_EXERCISE AIM:_ Search the entries below. Return every line that has "пожара" in it.

[[ THE INPUT open ]]

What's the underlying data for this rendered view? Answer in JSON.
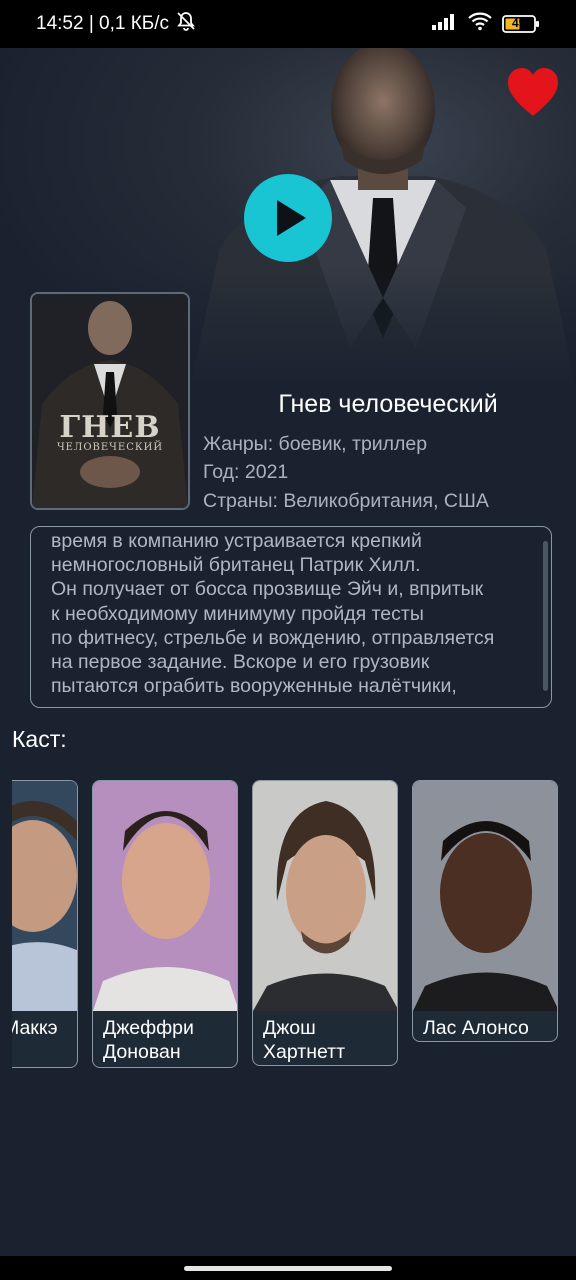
{
  "status_bar": {
    "time_speed": "14:52 | 0,1 КБ/с",
    "battery": "49"
  },
  "movie": {
    "title": "Гнев человеческий",
    "poster_title": "ГНЕВ",
    "poster_subtitle": "ЧЕЛОВЕЧЕСКИЙ",
    "genres": "Жанры: боевик, триллер",
    "year": "Год: 2021",
    "countries": "Страны: Великобритания, США",
    "description": "время в компанию устраивается крепкий\nнемногословный британец Патрик Хилл.\nОн получает от босса прозвище Эйч и, впритык\nк необходимому минимуму пройдя тесты\nпо фитнесу, стрельбе и вождению, отправляется\nна первое задание. Вскоре и его грузовик\nпытаются ограбить вооруженные налётчики,"
  },
  "cast": {
    "label": "Каст:",
    "members": [
      {
        "name": "Маккэ"
      },
      {
        "name": "Джеффри\nДонован"
      },
      {
        "name": "Джош\nХартнетт"
      },
      {
        "name": "Лас Алонсо"
      }
    ]
  },
  "icons": {
    "heart": "heart-icon",
    "play": "play-icon"
  },
  "colors": {
    "background": "#1a2230",
    "accent_play": "#19c5d2",
    "heart": "#e4141b"
  }
}
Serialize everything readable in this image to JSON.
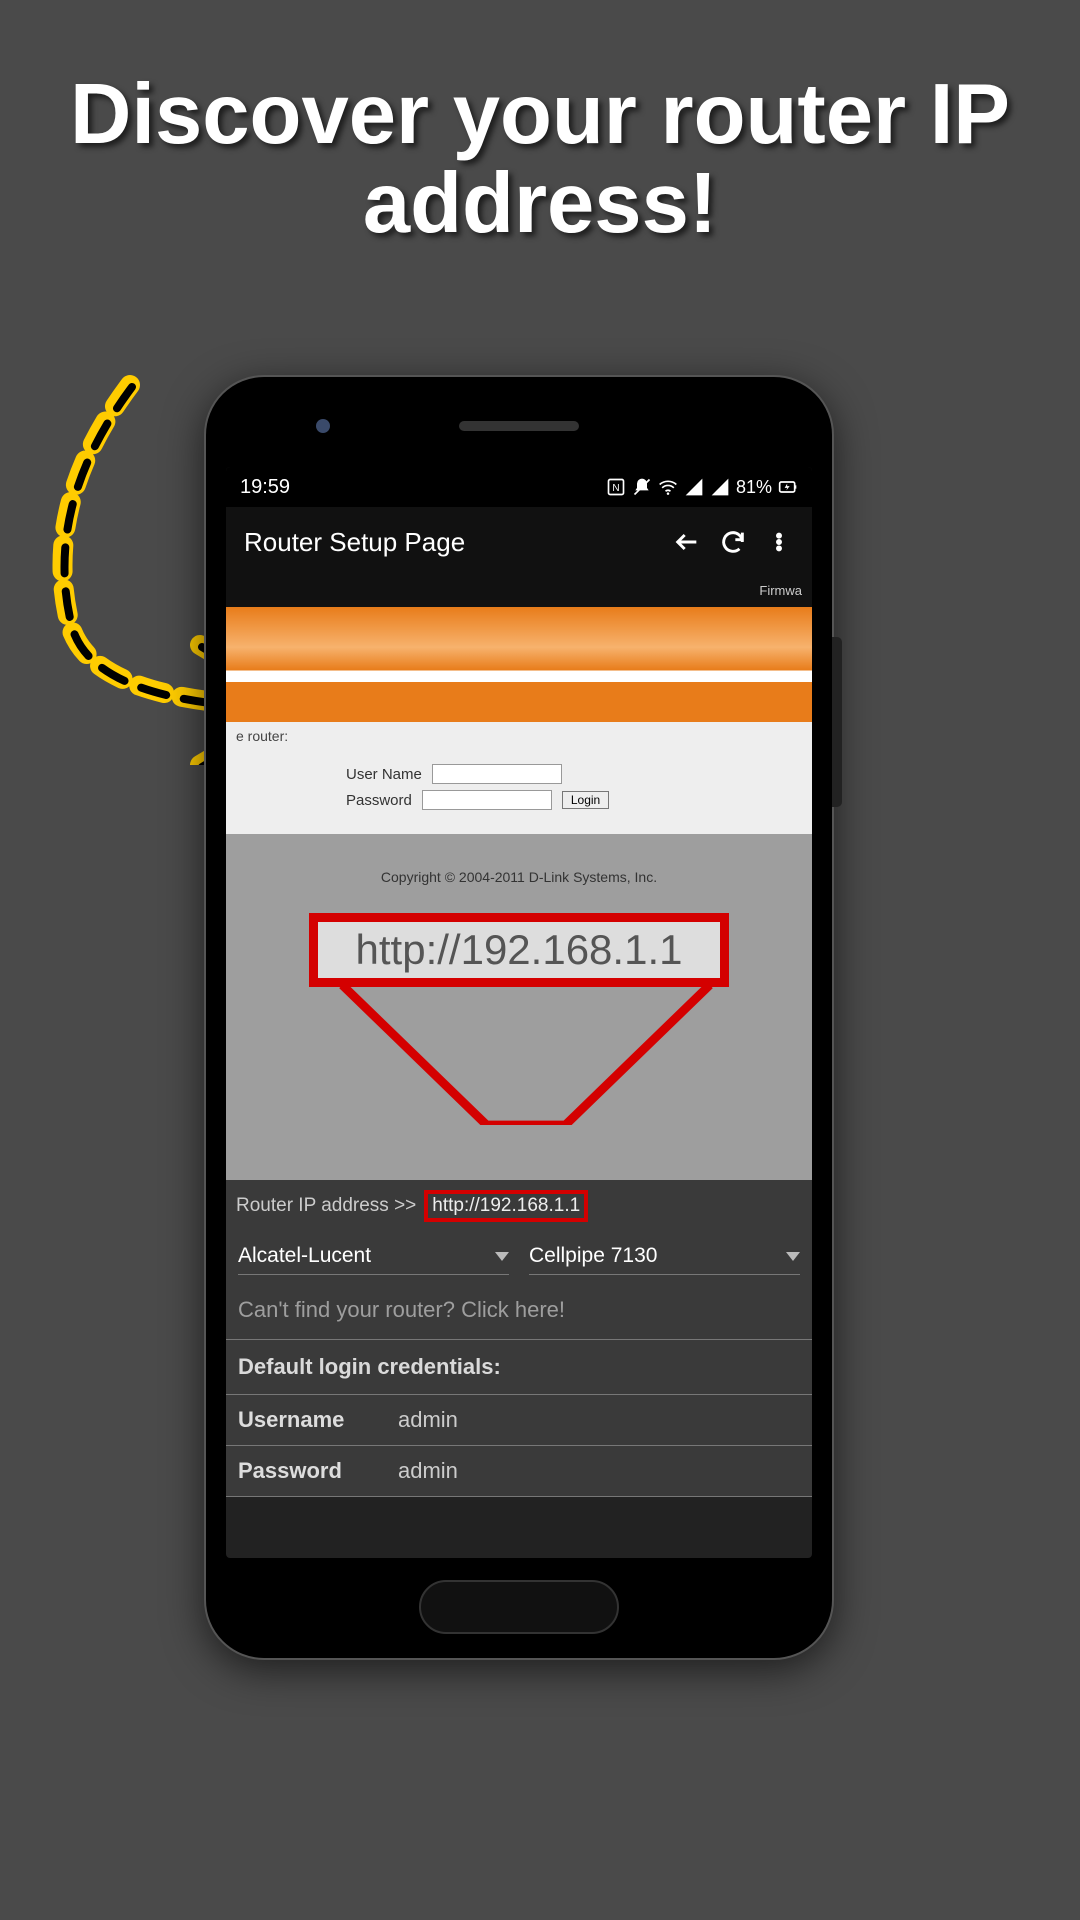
{
  "headline": "Discover your router IP address!",
  "status": {
    "time": "19:59",
    "battery": "81%"
  },
  "header": {
    "title": "Router Setup Page"
  },
  "webview": {
    "firmware_label": "Firmwa",
    "router_label": "e router:",
    "username_label": "User Name",
    "password_label": "Password",
    "login_label": "Login",
    "copyright": "Copyright © 2004-2011 D-Link Systems, Inc.",
    "zoom_url": "http://192.168.1.1"
  },
  "app": {
    "ip_label": "Router IP address >>",
    "ip_value": "http://192.168.1.1",
    "brand_dropdown": "Alcatel-Lucent",
    "model_dropdown": "Cellpipe 7130",
    "help_link": "Can't find your router? Click here!",
    "cred_heading": "Default login credentials:",
    "username_label": "Username",
    "username_value": "admin",
    "password_label": "Password",
    "password_value": "admin"
  }
}
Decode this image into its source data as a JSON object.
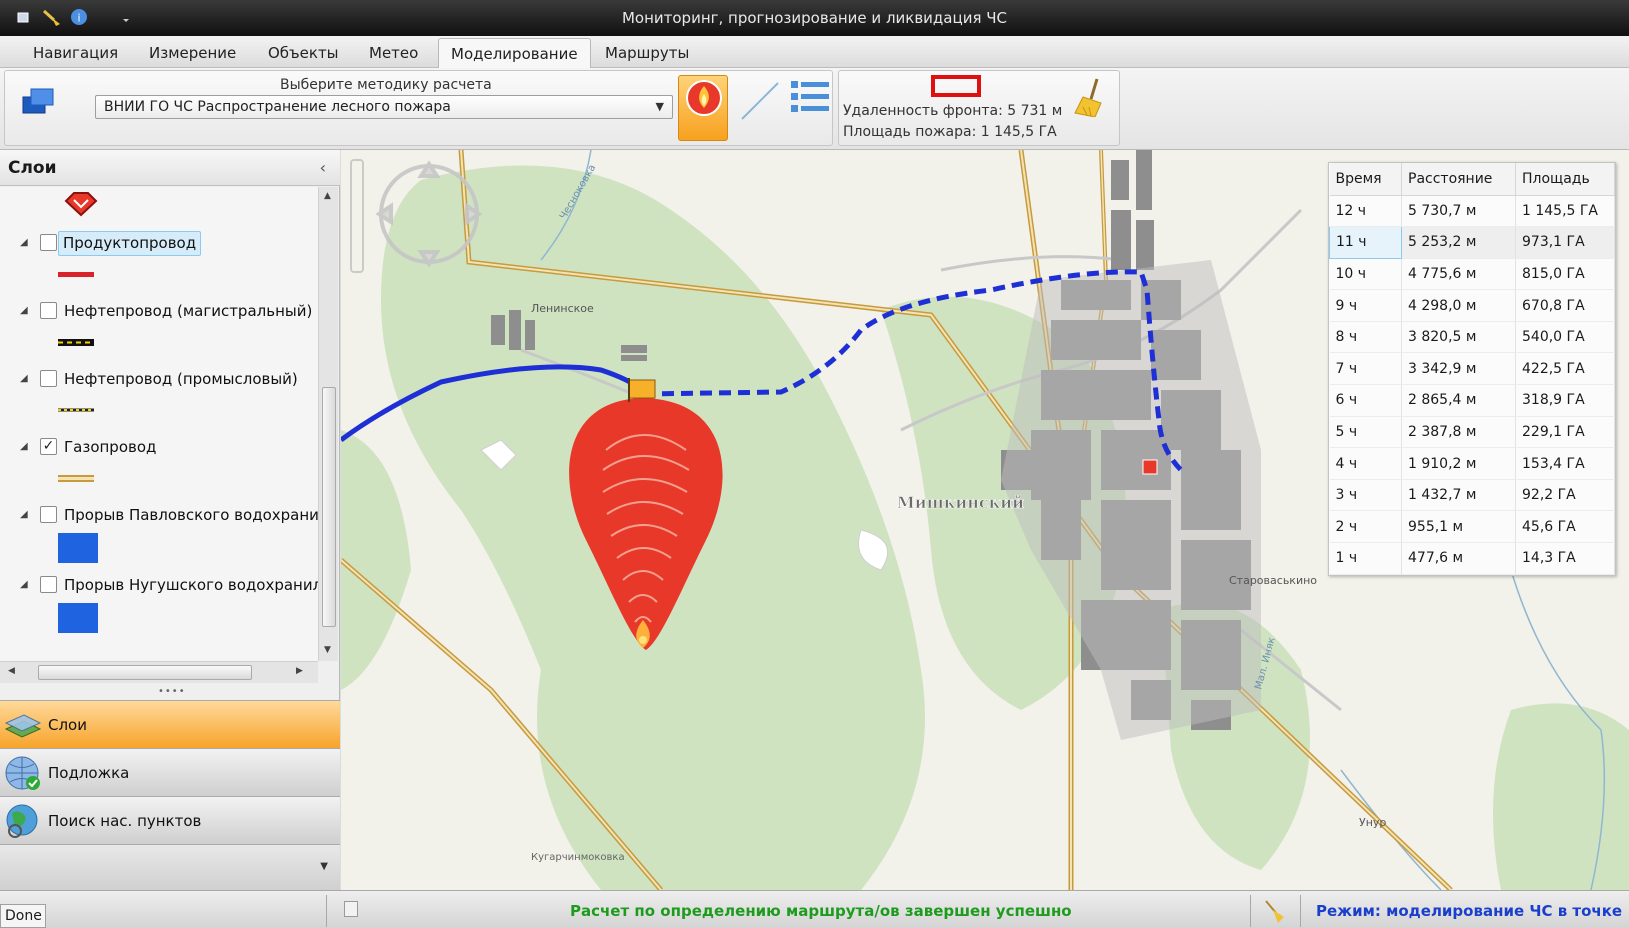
{
  "window": {
    "title": "Мониторинг, прогнозирование и ликвидация ЧС"
  },
  "menu": {
    "tabs": [
      {
        "label": "Навигация"
      },
      {
        "label": "Измерение"
      },
      {
        "label": "Объекты"
      },
      {
        "label": "Метео"
      },
      {
        "label": "Моделирование",
        "active": true
      },
      {
        "label": "Маршруты"
      }
    ]
  },
  "ribbon": {
    "method_label": "Выберите методику расчета",
    "method_value": "ВНИИ ГО ЧС Распространение лесного пожара",
    "front_distance": "Удаленность фронта: 5 731 м",
    "fire_area": "Площадь пожара: 1 145,5 ГА"
  },
  "layers_panel": {
    "title": "Слои",
    "items": [
      {
        "label": "Продуктопровод",
        "checked": false,
        "selected": true
      },
      {
        "label": "Нефтепровод (магистральный)",
        "checked": false
      },
      {
        "label": "Нефтепровод (промысловый)",
        "checked": false
      },
      {
        "label": "Газопровод",
        "checked": true
      },
      {
        "label": "Прорыв Павловского водохрани",
        "checked": false
      },
      {
        "label": "Прорыв Нугушского водохранил",
        "checked": false
      }
    ],
    "nav_buttons": [
      {
        "label": "Слои",
        "active": true
      },
      {
        "label": "Подложка"
      },
      {
        "label": "Поиск нас. пунктов"
      }
    ]
  },
  "map": {
    "labels": {
      "village1": "Ленинское",
      "town": "Мишкинский",
      "village2": "Староваськино",
      "river": "Унур",
      "river2": "Мал. Иняк",
      "bottom": "Кугарчинмоковка",
      "road": "Чесноковка"
    }
  },
  "results": {
    "headers": [
      "Время",
      "Расстояние",
      "Площадь"
    ],
    "rows": [
      [
        "12 ч",
        "5 730,7 м",
        "1 145,5 ГА"
      ],
      [
        "11 ч",
        "5 253,2 м",
        "973,1 ГА"
      ],
      [
        "10 ч",
        "4 775,6 м",
        "815,0 ГА"
      ],
      [
        "9 ч",
        "4 298,0 м",
        "670,8 ГА"
      ],
      [
        "8 ч",
        "3 820,5 м",
        "540,0 ГА"
      ],
      [
        "7 ч",
        "3 342,9 м",
        "422,5 ГА"
      ],
      [
        "6 ч",
        "2 865,4 м",
        "318,9 ГА"
      ],
      [
        "5 ч",
        "2 387,8 м",
        "229,1 ГА"
      ],
      [
        "4 ч",
        "1 910,2 м",
        "153,4 ГА"
      ],
      [
        "3 ч",
        "1 432,7 м",
        "92,2 ГА"
      ],
      [
        "2 ч",
        "955,1 м",
        "45,6 ГА"
      ],
      [
        "1 ч",
        "477,6 м",
        "14,3 ГА"
      ]
    ]
  },
  "status": {
    "done": "Done",
    "message": "Расчет по определению маршрута/ов завершен успешно",
    "mode": "Режим: моделирование ЧС в точке"
  },
  "colors": {
    "accent": "#f7a42a",
    "fire": "#e8382a",
    "route": "#1f2fd6",
    "ok_text": "#1d9b1d",
    "mode_text": "#1a3fcc"
  }
}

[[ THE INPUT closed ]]

_SOLUTION FOR THIS PROBLEM:_
    "method_value": "ВНИИ ГО ЧС Распространение лесного пожара",
    "fire_area": "Площадь пожара: 1 145,5 ГА"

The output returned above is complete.